Best Performance – Tresorio
From the graph above you can see the clear winners from a performance and price perspective. Tresorio’s linear pricing model makes it the clear winner in terms of price, it also offers the best performance with it’s 25 GPU machine configuration.
Best Price – Xesktop
The cheapest service we found actually ended up being Xesktop’s virtual desktop offering. While not really a render farm if you just need a single powerful machine for rendering stills then this could be something to consider.
Points of Interest
There are also some curious cases which seem at first to make no sense. GridMarkets’ cheapest machine option by credits / hour (16vCPU) ends up being the most expensive and slowest option they offer. In fact with GridMarkets if you were to choose one of their GPU options it would end up rendering more than twice as fast for about half the cost! This illustrates why you should not assume cheaper machines will result in a cheaper render.
There are also the cases of Rebus Farm and GarageFarm who offer their services in terms of priority tiers. You will see that from the tests I ran using a higher priority made little difference to the effective performance but cost much more. This may be because the farms were under low load at the time so a higher priority didn’t make much difference. GarageFarm is unusual in that it lets you see load on the farm through it’s interface however with rebus there is no way of knowing that I could find.
From the modest number of tests run to gather the above data it would seem that Tresorio is the clear winner for price and performance. It is worth noting that at the time of these tests Tresorio was still in beta with respect to blender so it is possible that the overall load on their system was pretty low compared to some of the other farms tested. That said they were taking about offering even higher node count GPU options in the future so that is something to keep an eye out for.
It is also important to remember that for most of these render farm configurations only one job was run. A sample size of one is very limited but without access to free credits conducting benchmarks like these can quickly become very expensive.
There are also many other metrics that must be considered when comparing render farms such as the usability, the quality and open hours of their support team as well as the products and plug-ins they support. Radarrender aims to provide you with an unbiased means of comparing render farms on all these fronts but sometimes a deep dive into the data and a few graphs is all you need to see when choosing a farm.
Huge thanks to Hayley and the rest of the Radarrender team for letting me write this render farm price vs performance comparison post. My hope is over the next few months to turn the Google sheet I first created over a year ago into an open impartial source of render farm benchmark data that can be used by anyone through a set of custom APIs in true Blender open data fashion.
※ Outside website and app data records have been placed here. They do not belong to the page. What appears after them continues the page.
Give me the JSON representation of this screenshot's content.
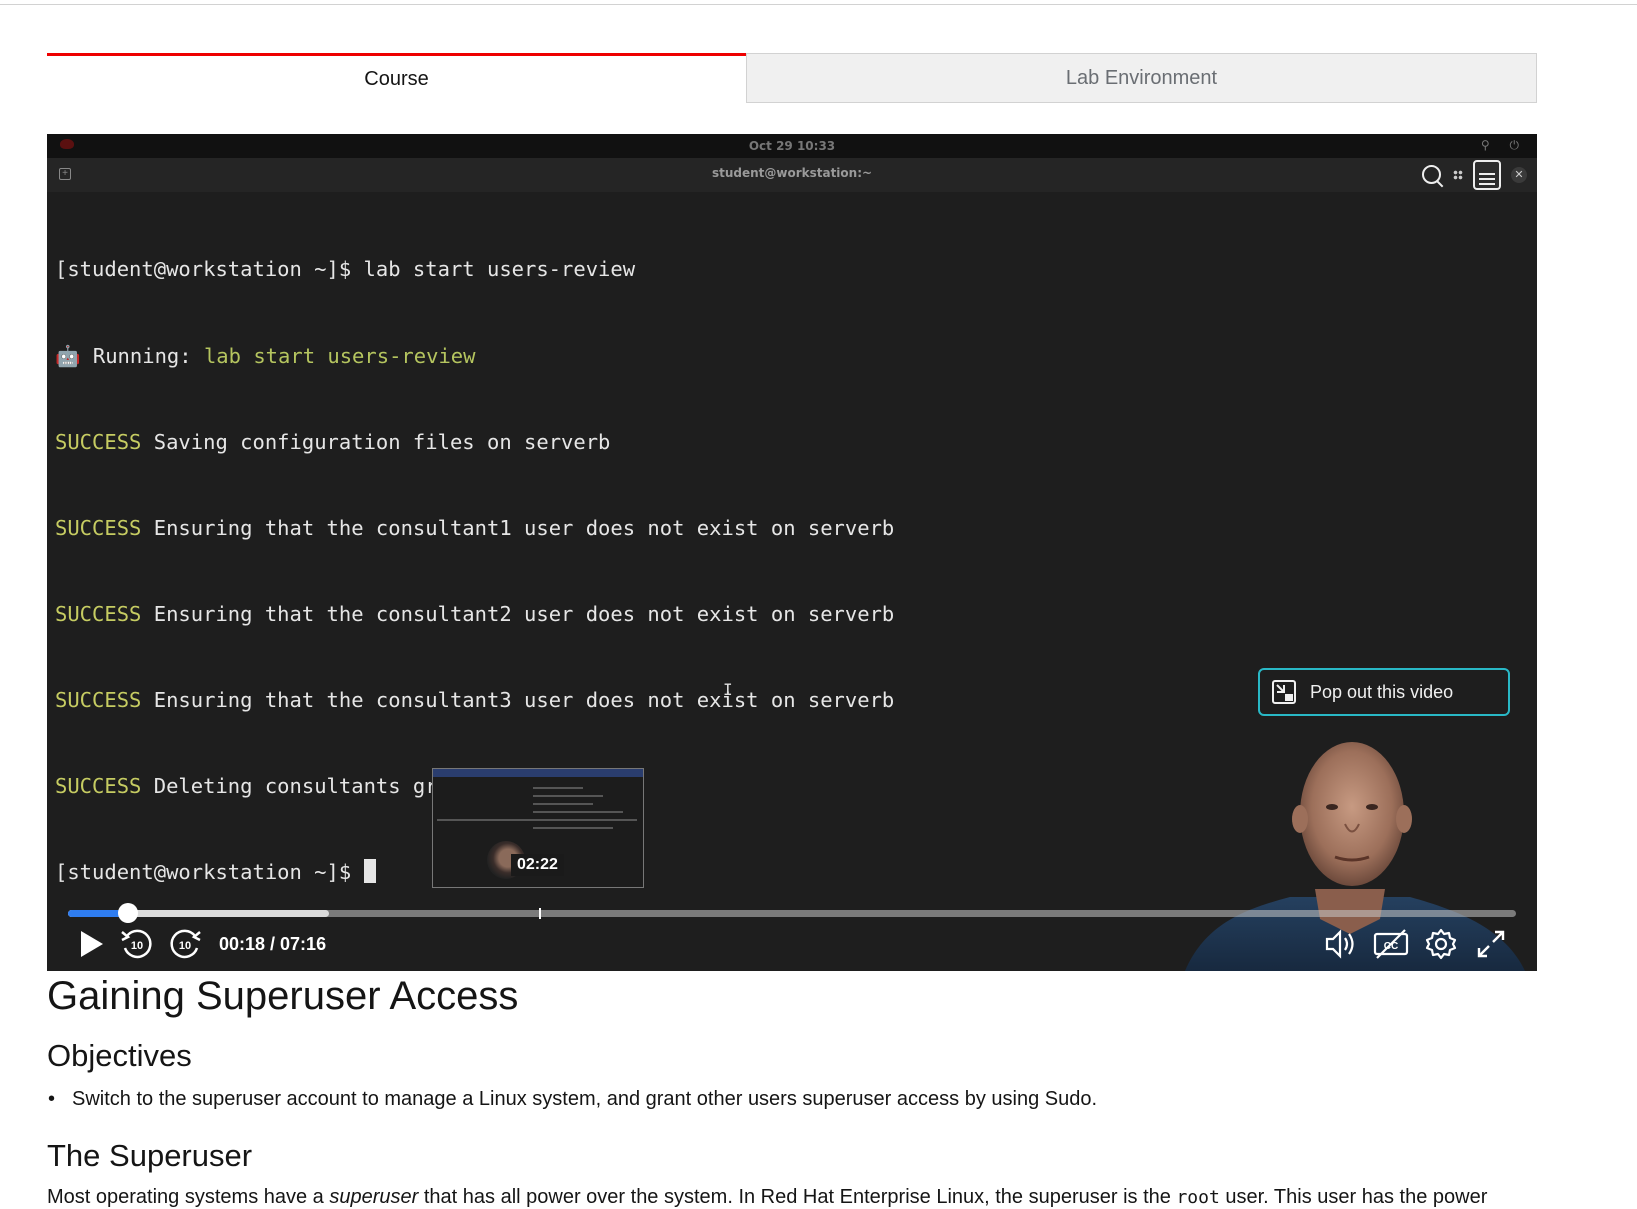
{
  "tabs": {
    "course": "Course",
    "lab_environment": "Lab Environment"
  },
  "video": {
    "desktop_clock": "Oct 29  10:33",
    "terminal_title": "student@workstation:~",
    "terminal_lines": [
      {
        "prefix": "",
        "text": "[student@workstation ~]$ lab start users-review"
      },
      {
        "prefix": "🤖 Running: ",
        "highlight": "lab start users-review"
      },
      {
        "prefix": "SUCCESS",
        "text": " Saving configuration files on serverb"
      },
      {
        "prefix": "SUCCESS",
        "text": " Ensuring that the consultant1 user does not exist on serverb"
      },
      {
        "prefix": "SUCCESS",
        "text": " Ensuring that the consultant2 user does not exist on serverb"
      },
      {
        "prefix": "SUCCESS",
        "text": " Ensuring that the consultant3 user does not exist on serverb"
      },
      {
        "prefix": "SUCCESS",
        "text": " Deleting consultants group on serverb"
      },
      {
        "prefix": "",
        "text": "[student@workstation ~]$ "
      }
    ],
    "popout_label": "Pop out this video",
    "preview_time": "02:22",
    "time_display": "00:18 / 07:16",
    "progress": {
      "current_seconds": 18,
      "duration_seconds": 436,
      "buffered_fraction": 0.18,
      "hover_fraction": 0.325
    },
    "accent_color": "#2f7df0",
    "controls": [
      "play-icon",
      "rewind-10-icon",
      "forward-10-icon",
      "volume-icon",
      "captions-off-icon",
      "settings-icon",
      "fullscreen-icon"
    ]
  },
  "content": {
    "title": "Gaining Superuser Access",
    "objectives_heading": "Objectives",
    "objective_1": "Switch to the superuser account to manage a Linux system, and grant other users superuser access by using Sudo.",
    "superuser_heading": "The Superuser",
    "para_start": "Most operating systems have a ",
    "para_em": "superuser",
    "para_mid": " that has all power over the system. In Red Hat Enterprise Linux, the superuser is the ",
    "para_code": "root",
    "para_end": " user. This user has the power"
  }
}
I am aware that there are many ways to improve the above tests from a methodology stand point. Having render farms know which user is running benchmark tests on their system theoretically makes it possible for a farm to cheat by bumping the priority the testing account without the tester knowing. It is important these tests reflect results any normal user could get running the test scenes themselves. I suspect the only way around this would be to have anonymous testing accounts but that complicates access to free credits which are what makes benchmarks like these feasible. Blender has also come a long way since I ran these benchmarks so the next set of benchmarks will likely be using the new LTS version of Blender and hopefully a new test scene.
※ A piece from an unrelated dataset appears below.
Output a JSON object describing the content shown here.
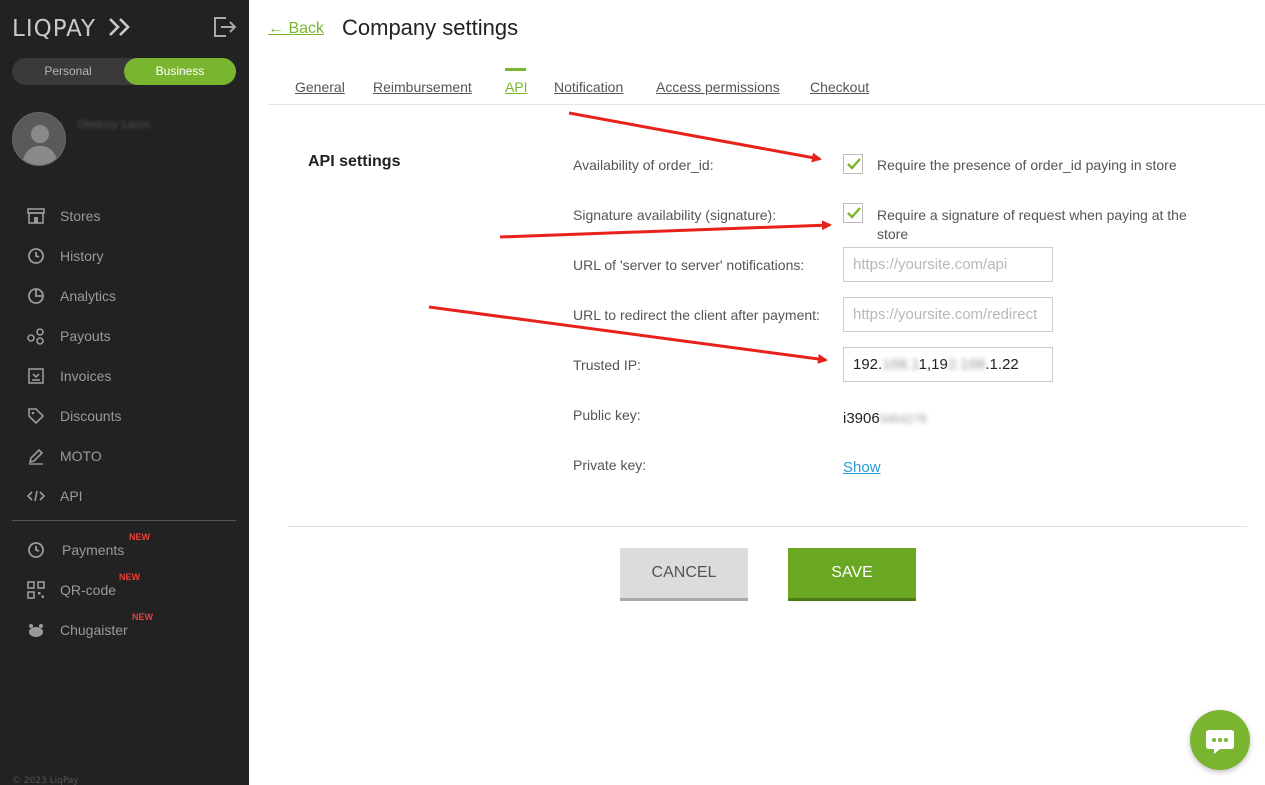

If you own a render farm and would like to be included in the next set of tests, or if you have a question regarding how I conducted these tests please feel free to comment below or in the original blender thread.